Note: This is my US history term paper, and is thus significantly lengthier than my other posts, just as a heads up. ...
Friday, March 20, 2015
Album of the Week: Kendrick Lamar - "To Pimp a Butterfly"
Thanks to a convenient Interscope snafu, Kendrick Lamar's hugely anticipated To Pimp a Butterfly has been released a week early. The hype surrounding this album has been massive, as Kendrick's 2012 debut good kid, m.A.A.d city was adored by everyone from casual hip-hop fans to hardcore indie purists, and all of those who fall somewhere in the middle. To Pimp a Butterfly is a colossal album, both literally and figuratively; it tackles issues of racial inequity bluntly and unapologetically over the course of the sixteen-track, seventy-nine-minute run time. If good kid showed that being a black youth in modern times is incredibly challenging, To Pimp a Butterfly proves that being a black adult, especially an ultra-famous one, isn't easy either.
Kendrick isn't holding back any of his thoughts, no matter how potentially revealing and/or controversial, on TPAB. He tackles everything from divisions within the black community ("Complexion") to classism ("Institutionalized") to his own insecurities about being a public figure ("Mortal Man") with energy and dexterity. The best moments on the record lyrically come on "u" and "The Blacker the Berry." On "u," which serves as a contrast to self-loving lead single "i," Kendrick runs through all of his self-doubts without a shred of guardedness or embarrassment, delivered through tears and the clinking of liquor bottles. "The Blacker the Berry" sees the L.A.-based rapper proudly proclaim himself as "the biggest hypocrite of 2015" for, among other things, "weep[ing] when Trayvon Martin was in the street" but not for the gang-related slayings that occur far too frequently.

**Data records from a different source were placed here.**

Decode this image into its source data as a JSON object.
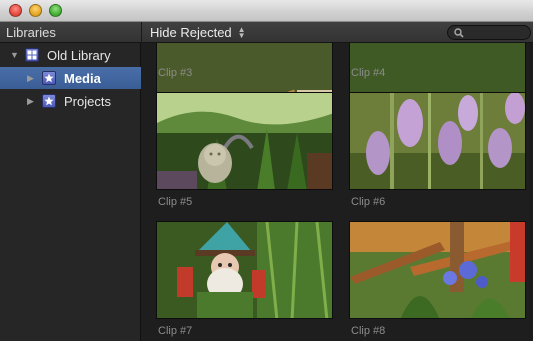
{
  "window": {
    "buttons": [
      "close-icon",
      "minimize-icon",
      "zoom-icon"
    ]
  },
  "toolbar": {
    "libraries_title": "Libraries",
    "filter_value": "Hide Rejected",
    "search_placeholder": ""
  },
  "sidebar": {
    "library": {
      "label": "Old Library",
      "icon": "library-icon",
      "expanded": true
    },
    "items": [
      {
        "label": "Media",
        "icon": "event-star-icon",
        "selected": true
      },
      {
        "label": "Projects",
        "icon": "event-star-icon",
        "selected": false
      }
    ]
  },
  "clips": [
    {
      "label": "Clip #3",
      "subject": "flowers"
    },
    {
      "label": "Clip #4",
      "subject": "foliage"
    },
    {
      "label": "Clip #5",
      "subject": "garden-statue"
    },
    {
      "label": "Clip #6",
      "subject": "purple-bells"
    },
    {
      "label": "Clip #7",
      "subject": "gnome"
    },
    {
      "label": "Clip #8",
      "subject": "blue-flowers"
    }
  ],
  "colors": {
    "selection": "#3a5d96",
    "background": "#1e1e1e",
    "sidebar": "#262626",
    "label": "#8c8c8c"
  }
}
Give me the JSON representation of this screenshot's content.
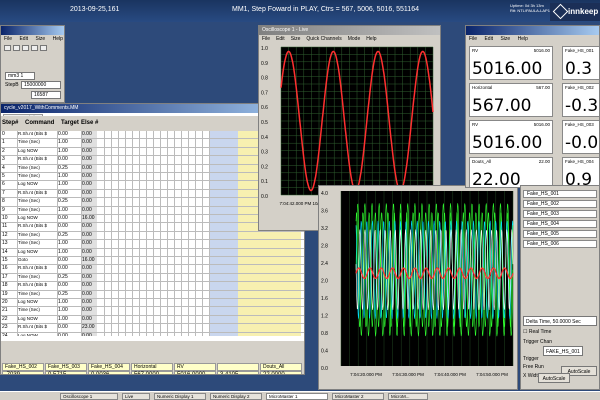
{
  "top": {
    "date": "2013-09-25,161",
    "title": "MM1, Step Foward in PLAY, Ctrs = 567, 5006, 5016, 551164",
    "uptime_lbl": "Uptime: 0d 3h 13m",
    "host": "Rtt: NTL/PAULA-LAP11",
    "logo": "innkeep"
  },
  "ctrl": {
    "title": "",
    "menu": [
      "File",
      "Edit",
      "Size",
      "Help"
    ],
    "name_val": "mm3 1",
    "step_lbl": "StepB",
    "step_val": "15000000",
    "count_val": "16587"
  },
  "seq": {
    "title": "cycle_v2017_WithComments.MM",
    "tab": "Type Description",
    "headers": {
      "step": "Step#",
      "command": "Command",
      "target": "Target",
      "else": "Else #"
    },
    "row0": {
      "n": "0",
      "cmd": "R.Sh.nt (Bits $",
      "tgt": "0.00",
      "el": "0.00"
    },
    "rows": [
      {
        "n": "1",
        "cmd": "Time (Sec)",
        "tgt": "1.00",
        "el": "0.00"
      },
      {
        "n": "2",
        "cmd": "Log NOW",
        "tgt": "1.00",
        "el": "0.00"
      },
      {
        "n": "3",
        "cmd": "R.Sh.nt (Bits $",
        "tgt": "0.00",
        "el": "0.00"
      },
      {
        "n": "4",
        "cmd": "Time (Sec)",
        "tgt": "0.25",
        "el": "0.00"
      },
      {
        "n": "5",
        "cmd": "Time (Sec)",
        "tgt": "1.00",
        "el": "0.00"
      },
      {
        "n": "6",
        "cmd": "Log NOW",
        "tgt": "1.00",
        "el": "0.00"
      },
      {
        "n": "7",
        "cmd": "R.Sh.nt (Bits $",
        "tgt": "0.00",
        "el": "0.00"
      },
      {
        "n": "8",
        "cmd": "Time (Sec)",
        "tgt": "0.25",
        "el": "0.00"
      },
      {
        "n": "9",
        "cmd": "Time (Sec)",
        "tgt": "1.00",
        "el": "0.00"
      },
      {
        "n": "10",
        "cmd": "Log NOW",
        "tgt": "0.00",
        "el": "16.00"
      },
      {
        "n": "11",
        "cmd": "R.Sh.nt (Bits $",
        "tgt": "0.00",
        "el": "0.00"
      },
      {
        "n": "12",
        "cmd": "Time (Sec)",
        "tgt": "0.25",
        "el": "0.00"
      },
      {
        "n": "13",
        "cmd": "Time (Sec)",
        "tgt": "1.00",
        "el": "0.00"
      },
      {
        "n": "14",
        "cmd": "Log NOW",
        "tgt": "1.00",
        "el": "0.00"
      },
      {
        "n": "15",
        "cmd": "Goto",
        "tgt": "0.00",
        "el": "16.00"
      },
      {
        "n": "16",
        "cmd": "R.Sh.nt (Bits $",
        "tgt": "0.00",
        "el": "0.00"
      },
      {
        "n": "17",
        "cmd": "Time (Sec)",
        "tgt": "0.25",
        "el": "0.00"
      },
      {
        "n": "18",
        "cmd": "R.Sh.nt (Bits $",
        "tgt": "0.00",
        "el": "0.00"
      },
      {
        "n": "19",
        "cmd": "Time (Sec)",
        "tgt": "0.25",
        "el": "0.00"
      },
      {
        "n": "20",
        "cmd": "Log NOW",
        "tgt": "1.00",
        "el": "0.00"
      },
      {
        "n": "21",
        "cmd": "Time (Sec)",
        "tgt": "1.00",
        "el": "0.00"
      },
      {
        "n": "22",
        "cmd": "Log NOW",
        "tgt": "1.00",
        "el": "0.00"
      },
      {
        "n": "23",
        "cmd": "R.Sh.nt (Bits $",
        "tgt": "0.00",
        "el": "23.00"
      },
      {
        "n": "24",
        "cmd": "Log NOW",
        "tgt": "0.00",
        "el": "0.00"
      }
    ],
    "channels": [
      {
        "name": "Fake_HS_002",
        "val": ".7039"
      },
      {
        "name": "Fake_HS_003",
        "val": "0.5715"
      },
      {
        "name": "Fake_HS_004",
        "val": "0.0036"
      },
      {
        "name": "Horizontal",
        "val": "567.0000"
      },
      {
        "name": "RV",
        "val": "5016.0000"
      },
      {
        "name": "",
        "val": "3.4105"
      },
      {
        "name": "Douts_All",
        "val": "22.0000"
      }
    ]
  },
  "osc1": {
    "title": "Oscilloscope 1 - Live",
    "menu": [
      "File",
      "Edit",
      "Size",
      "Quick Channels",
      "Mode",
      "Help"
    ],
    "y_ticks": [
      "1.0",
      "0.9",
      "0.8",
      "0.7",
      "0.6",
      "0.5",
      "0.4",
      "0.3",
      "0.2",
      "0.1",
      "0.0"
    ],
    "x_ticks": [
      "7:04:42.000 PM 10/2/2013",
      "7:04:48.000 PM 10/2/2013",
      "7:04:54.000 PM 10/2/2013"
    ]
  },
  "osc2": {
    "x_ticks": [
      "7:04:20.000 PM",
      "7:04:30.000 PM",
      "7:04:40.000 PM",
      "7:04:50.000 PM"
    ],
    "y_ticks": [
      "4.0",
      "3.6",
      "3.2",
      "2.8",
      "2.4",
      "2.0",
      "1.6",
      "1.2",
      "0.8",
      "0.4",
      "0.0"
    ]
  },
  "num": {
    "menu": [
      "File",
      "Edit",
      "Size",
      "Help"
    ],
    "boxes": [
      {
        "lbl": "RV",
        "rt": "5016.00",
        "big": "5016.00"
      },
      {
        "lbl": "Horizontal",
        "rt": "567.00",
        "big": "567.00"
      },
      {
        "lbl": "RV",
        "rt": "5016.00",
        "big": "5016.00"
      },
      {
        "lbl": "Douts_All",
        "rt": "22.00",
        "big": "22.00"
      }
    ],
    "boxes2": [
      {
        "lbl": "Fake_HS_001",
        "big": "0.3"
      },
      {
        "lbl": "Fake_HS_002",
        "big": "-0.3"
      },
      {
        "lbl": "Fake_HS_003",
        "big": "-0.0"
      },
      {
        "lbl": "Fake_HS_004",
        "big": "0.9"
      }
    ]
  },
  "side": {
    "items": [
      "Fake_HS_001",
      "Fake_HS_002",
      "Fake_HS_003",
      "Fake_HS_004",
      "Fake_HS_005",
      "Fake_HS_006"
    ],
    "delta": "Delta Time, 50.0000 Sec",
    "realtime": "Real Time",
    "trigger_chan": "Trigger Chan",
    "trig_val": "FAKE_HS_001",
    "trigger": "Trigger",
    "freerun": "Free Run",
    "xwidth": "X Width",
    "autoscale": "AutoScale",
    "autoscale2": "AutoScale"
  },
  "task": [
    "Oscilloscope 1",
    "Live",
    "Numeric Display 1",
    "Numeric Display 2",
    "MicroMaster 1",
    "MicroMaster 2",
    "MicroM..."
  ]
}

In order to provide a background for him to elucidate the immense difficulties facing the black individual in today's society, Lamar fittingly looks to a period of music that provided black Americans one of tragically few opportunities to thrive in pre-civil rights America: jazz. Tracks like "For Free?" and "Institutionalized" use instrumentation that sounds ripped from a Miles Davis record, as opposed to your run-of-the-mill hip-hop digital sampling software. In order to pull off this unique approach, Kendrick employed a bevy of live musicals to perform on the album, achieving an organic and live feel not often found in hip-hop. Thundercat is the album's unsung hero, whose basslines dominate a number of tracks, opener "Wesley's Theory" not the least among them. A handful of guests step up to the microphone as well, most notably Snoop Dogg's verse on "Institutionalized" and Rapsody's spot on "Complexion (A Zulu Love)," and the influences of famed produced Flying Lotus is clear throughout the record.

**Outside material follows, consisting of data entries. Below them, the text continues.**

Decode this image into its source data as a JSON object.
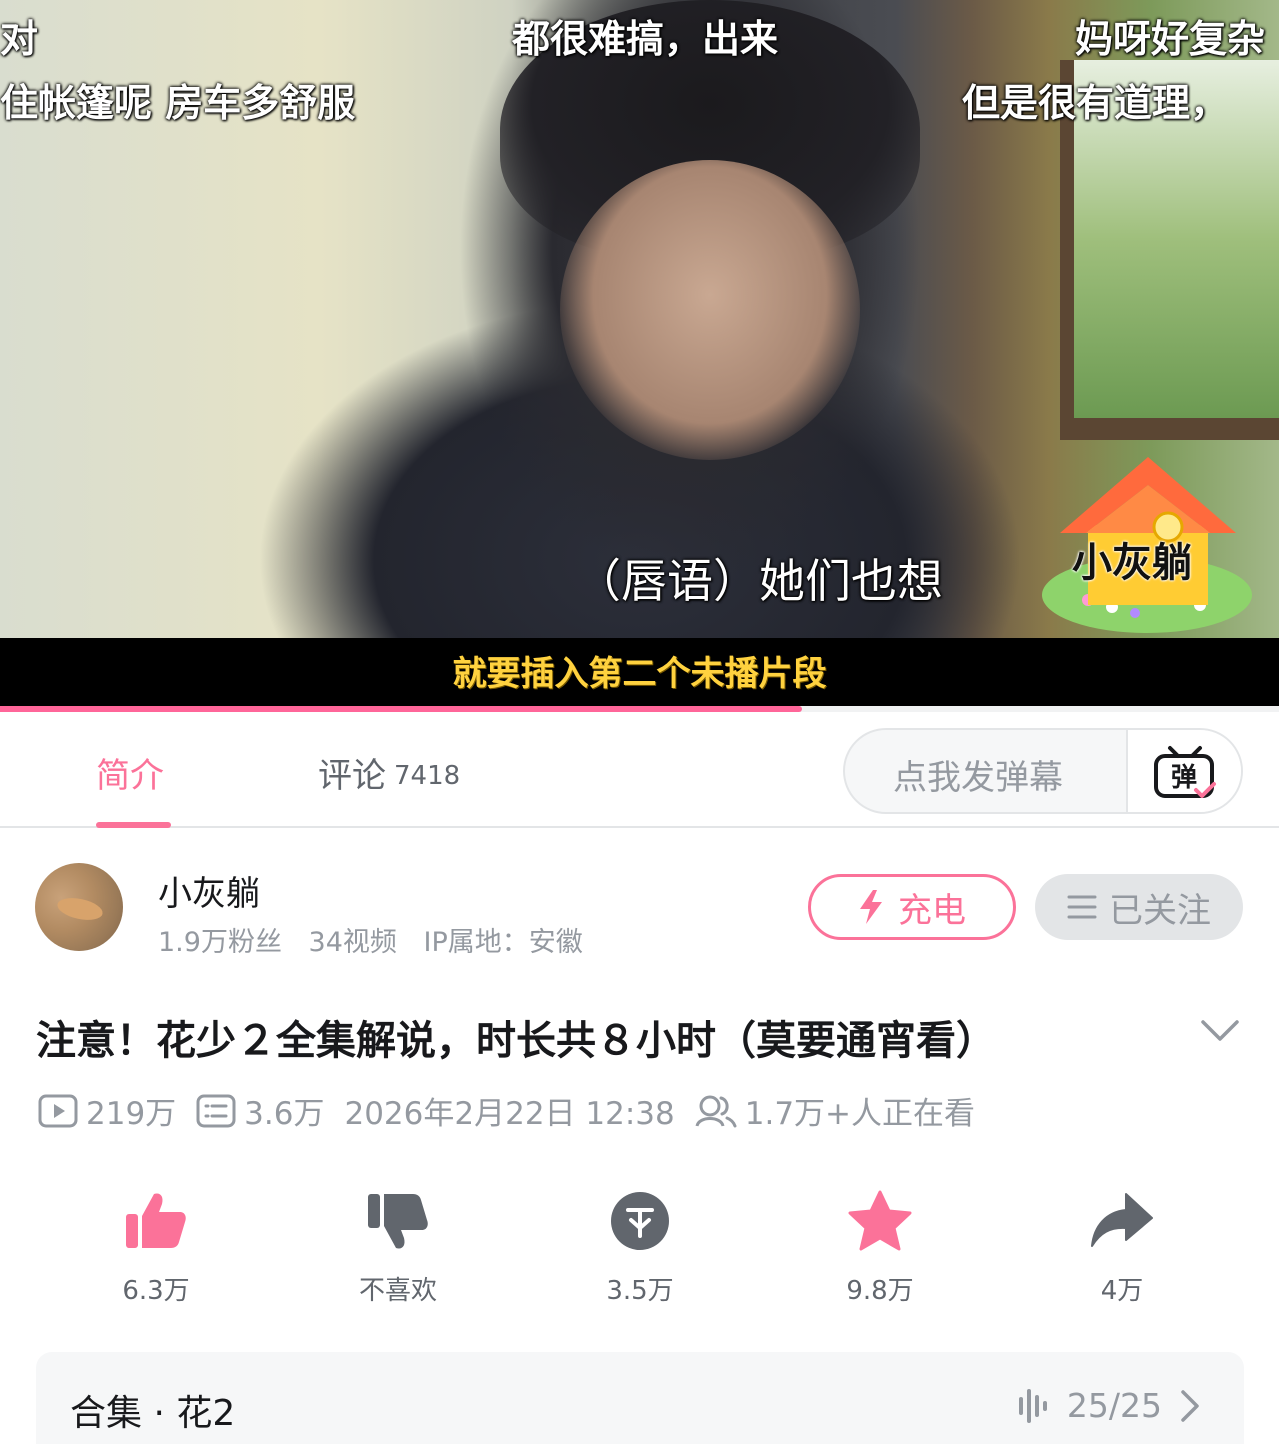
{
  "player": {
    "danmaku": [
      "对",
      "都很难搞，出来",
      "妈呀好复杂",
      "住帐篷呢 房车多舒服",
      "但是很有道理，"
    ],
    "caption_lip": "（唇语）她们也想",
    "caption_bottom": "就要插入第二个未播片段",
    "watermark": "小灰躺",
    "progress_fraction": 0.627
  },
  "tabs": {
    "intro_label": "简介",
    "comments_label": "评论",
    "comments_count": "7418",
    "danmu_placeholder": "点我发弹幕",
    "danmu_button_icon": "danmaku-toggle-icon"
  },
  "uploader": {
    "name": "小灰躺",
    "followers": "1.9万粉丝",
    "videos": "34视频",
    "ip": "IP属地：安徽",
    "charge_label": "充电",
    "follow_label": "已关注"
  },
  "video": {
    "title": "注意！花少２全集解说，时长共８小时（莫要通宵看）",
    "views": "219万",
    "danmaku_count": "3.6万",
    "date": "2026年2月22日 12:38",
    "watching": "1.7万+人正在看"
  },
  "actions": {
    "like": "6.3万",
    "dislike": "不喜欢",
    "coin": "3.5万",
    "favorite": "9.8万",
    "share": "4万"
  },
  "collection": {
    "title": "合集 · 花2",
    "progress": "25/25"
  },
  "colors": {
    "accent": "#fb7299",
    "progress": "#ff6699",
    "caption_yellow": "#ffd23f",
    "muted": "#9499a0"
  }
}
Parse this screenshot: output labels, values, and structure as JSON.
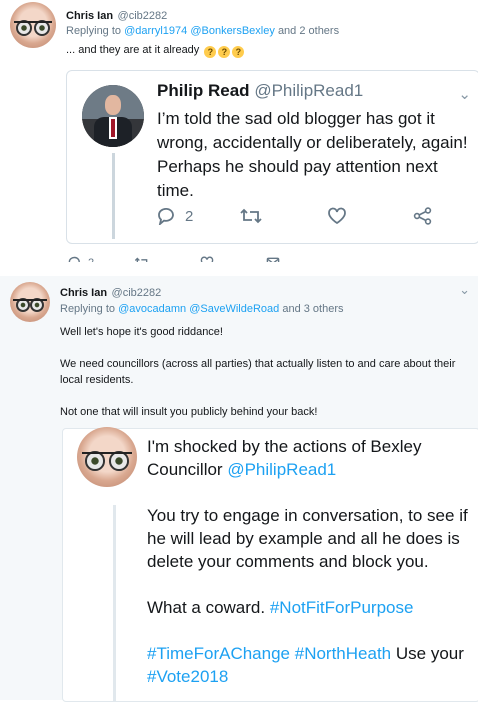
{
  "top_tweet": {
    "name": "Chris Ian",
    "handle": "@cib2282",
    "replying_prefix": "Replying to",
    "replying_to_1": "@darryl1974",
    "replying_to_2": "@BonkersBexley",
    "replying_suffix": "and 2 others",
    "text": "... and they are at it already",
    "emoji": "thinking-face-emoji",
    "quoted": {
      "name": "Philip Read",
      "handle": "@PhilipRead1",
      "text": "I’m told the sad old blogger has got it wrong, accidentally or deliberately, again! Perhaps he should pay attention next time.",
      "reply_count": "2"
    },
    "actions": {
      "reply_count": "2"
    }
  },
  "bottom_tweet": {
    "name": "Chris Ian",
    "handle": "@cib2282",
    "replying_prefix": "Replying to",
    "replying_to_1": "@avocadamn",
    "replying_to_2": "@SaveWildeRoad",
    "replying_suffix": "and 3 others",
    "paragraph_1": "Well let's hope it's good riddance!",
    "paragraph_2": "We need councillors (across all parties) that actually listen to and care about their local residents.",
    "paragraph_3": "Not one that will insult you publicly behind your back!",
    "image_text": {
      "line1_prefix": "I'm shocked by the actions of Bexley Councillor",
      "line1_mention": "@PhilipRead1",
      "para2": "You try to engage in conversation, to see if he will lead by example and all he does is delete your comments and block you.",
      "para3_prefix": "What a coward.",
      "para3_tag": "#NotFitForPurpose",
      "tag1": "#TimeForAChange",
      "tag2": "#NorthHeath",
      "use_your": "Use your",
      "tag3": "#Vote2018"
    }
  },
  "colors": {
    "link": "#1da1f2",
    "muted": "#657786",
    "text": "#14171a"
  }
}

After the September release of "i" as a single, I was frankly underwhelmed, and my expectations for Lamar's new project were tempered. But To Pimp a Butterfly delivers outstanding quality in just about every regard, from its lyrics to its music. Save one or two weak points ("Alright" is just barely that), Kendrick lived up to the unbelievable hype for this sophomore effort. In a year heavy with high-profile rap releases, including Drake's already-released If You're Reading This... and the (apparently) soon-to-come new Kanye West album, To Pimp a Butterfly will certainly be in the conversation for 2015's best albums.
Key tracks: "King Kunta," "u," "Complexion (A Zulu Love)," "The Blacker the Berry"